• Task to complete: Give the number of lines in the entries below that contain "name". Write nothing besides it.

Dataset rows for apps and sites
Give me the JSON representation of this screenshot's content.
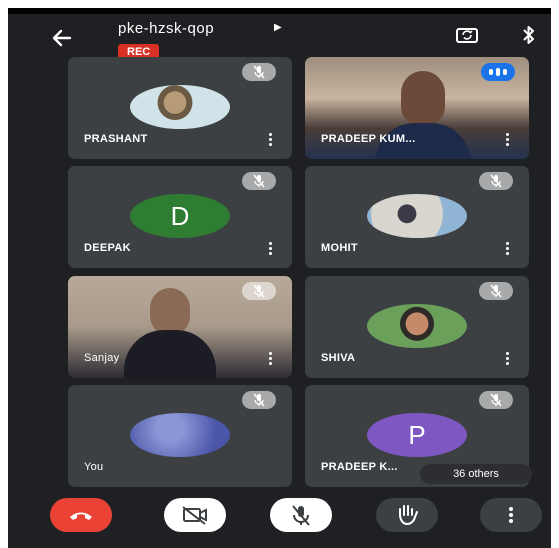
{
  "header": {
    "meeting_code": "pke-hzsk-qop",
    "rec_label": "REC"
  },
  "tiles": [
    {
      "name": "PRASHANT"
    },
    {
      "name": "PRADEEP KUM..."
    },
    {
      "name": "DEEPAK",
      "avatar_letter": "D",
      "avatar_color": "#2e7d32"
    },
    {
      "name": "MOHIT"
    },
    {
      "name": "Sanjay"
    },
    {
      "name": "SHIVA"
    },
    {
      "name": "You"
    },
    {
      "name": "PRADEEP K...",
      "avatar_letter": "P",
      "avatar_color": "#7e57c2"
    }
  ],
  "others_label": "36 others",
  "colors": {
    "background": "#1f2023",
    "tile": "#3c4043",
    "rec": "#d93025",
    "end_call": "#ea4335",
    "speaking": "#1a73e8"
  },
  "icons": [
    "back-arrow-icon",
    "switch-camera-icon",
    "bluetooth-icon",
    "mic-off-icon",
    "more-vert-icon",
    "end-call-icon",
    "camera-off-icon",
    "raise-hand-icon",
    "speaking-indicator-icon"
  ]
}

• Answer for the task: 8